Innovation attracts attention. It builds reputation. And, ideally, it brings business success. So there are good reasons for tracking down trends and new developments. A product’s career generally starts with a utopian-sounding idea. Only much later does it usually become apparent whether it will lead to a marketable product. If you want to be innovative you have to be open to new ideas, swim against the current now and then, and persevere. Above all, you have to be well connected, so you get access to new ideas early on. Such as gender identification in eggs, which came about through close contact and regular exchanges with scientific researchers. Universities are frequently a rich source of innovation. REWE Group has used this approach, particularly in egg production, to initiate several advances that are now industry standards and have improved animal welfare. One example is a joint project with the University of Osnabrück and the University of Veterinary Medicine Hannover. Working with an egg supplier, participants developed solutions to end the painful practise of trimming the beaks of laying hens. As a result, REWE Group has required all suppliers of store-brand products to keep hens with long beaks. Other retailers are following this example. REWE Group is also working closely with the University of Osnabrück on the subject of raising cockerels. With the help of scientists, the company is testing in leased stalls conditions under which male chicks can be fattened to avoid being slaughtered immediately after hatching.

200

By late 2018, more than 200 stores were selling respeggt eggs. The figure had risen to 300 by the spring of 2019.

SELEGGT represents the first time REWE Group has entered into a risk sharing joint venture partnership – without knowing for certain whether the joint project would actually pay off. It's a lighthouse project that can definitely be copied. “We want to support university research even more strongly in the future. It will give us a good opportunity to develop innovations even earlier and be the first to bring new products to the market,” says Ludger Breloh. There are many ways we can support scientific projects, also outside the poultry industry. One of them is the search for scalable, industrial solutions for the breeding and preparation of insects for use as food. Another is circulation projects in aquaculture. It is entirely possible that a close partnership with a university will result in a joint venture like SELEGGT. But this is not a must.

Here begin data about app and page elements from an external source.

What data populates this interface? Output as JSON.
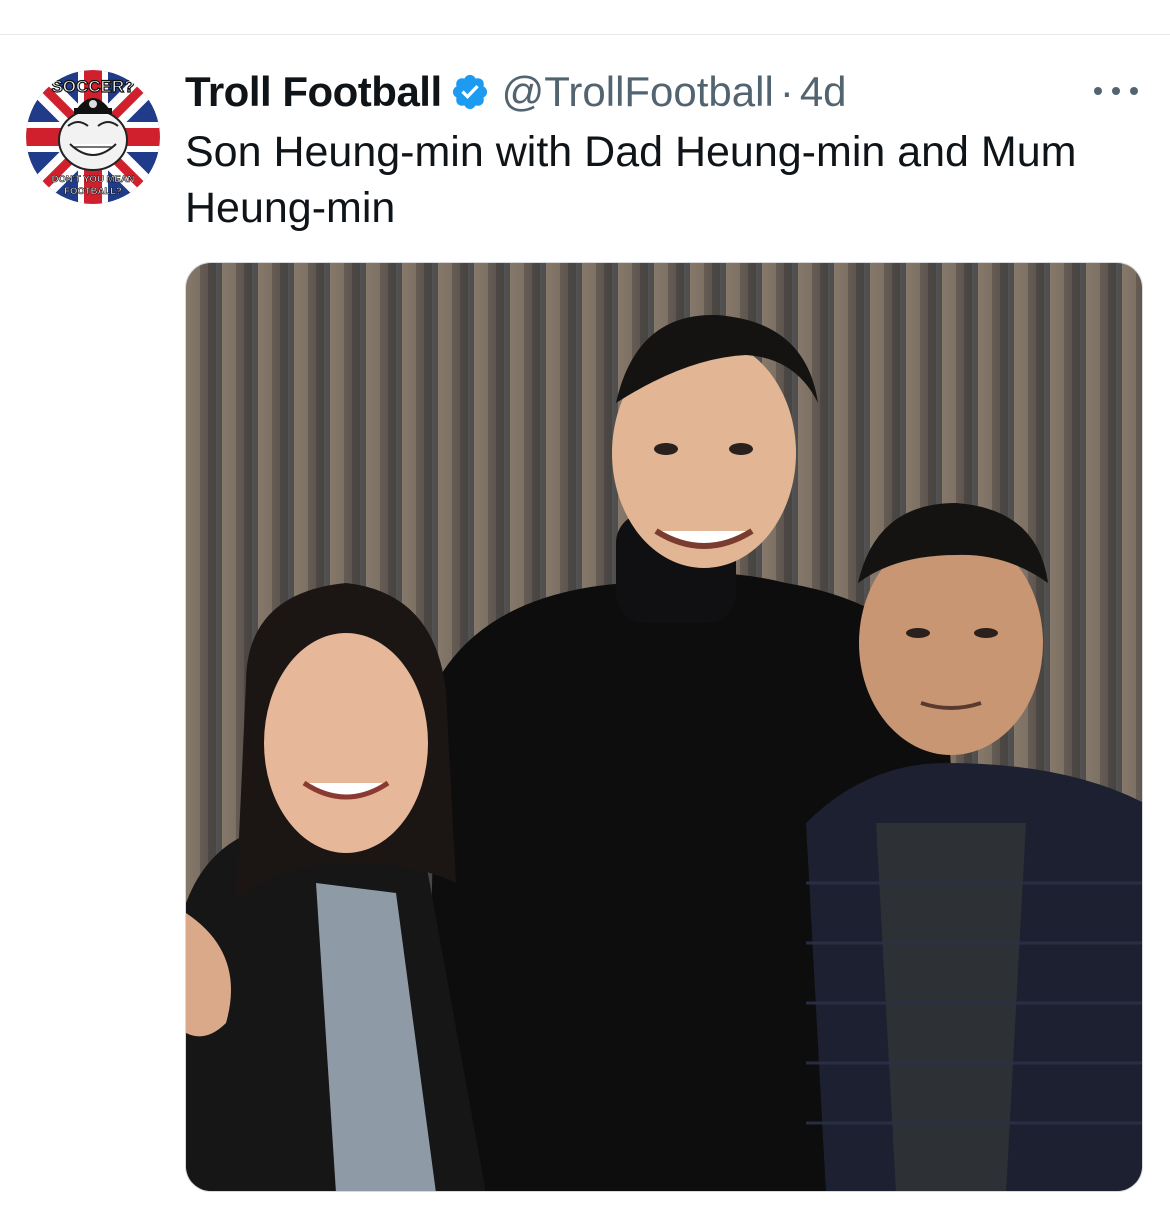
{
  "tweet": {
    "display_name": "Troll Football",
    "handle": "@TrollFootball",
    "separator": "·",
    "time": "4d",
    "text": "Son Heung-min with Dad Heung-min and Mum Heung-min",
    "verified": true,
    "avatar": {
      "top_text": "SOCCER?",
      "bottom_text_1": "DON'T YOU MEAN",
      "bottom_text_2": "FOOTBALL?"
    },
    "media": {
      "type": "photo",
      "description_icon": "photo-three-people-icon"
    }
  },
  "colors": {
    "text_primary": "#0f1419",
    "text_secondary": "#536471",
    "verified_blue": "#1d9bf0",
    "divider": "#e6e9ec"
  },
  "icons": {
    "verified": "verified-badge-icon",
    "more": "more-dots-icon"
  }
}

What is important is to jointly develop an innovation that will reinforce REWE Group’s role as a driving force for sustainable products and, ideally, improve animal welfare across the entire market.

SELEGGT processes lead to respeggt eggs – eggs without chick culling

The first respeggt eggs to do away with chick culling went on sale in autumn 2018, and are now available in more than 300 REWE and PENNY stores in the Berlin metropolitan region. The eggs themselves are stamped “respeggt” and there is a seal on the carton so that customers can see that the “respeggt” carton contains “respeggt” eggs. At the end of 2018, more than 200 stores were selling respeggt eggs. The total had risen to more than 300 stores in spring 2019. The eggs should be available in all PENNY and REWE stores in Germany by the end of 2019. 

For more information on respeggt, please visit: www.respeggt.com/en/.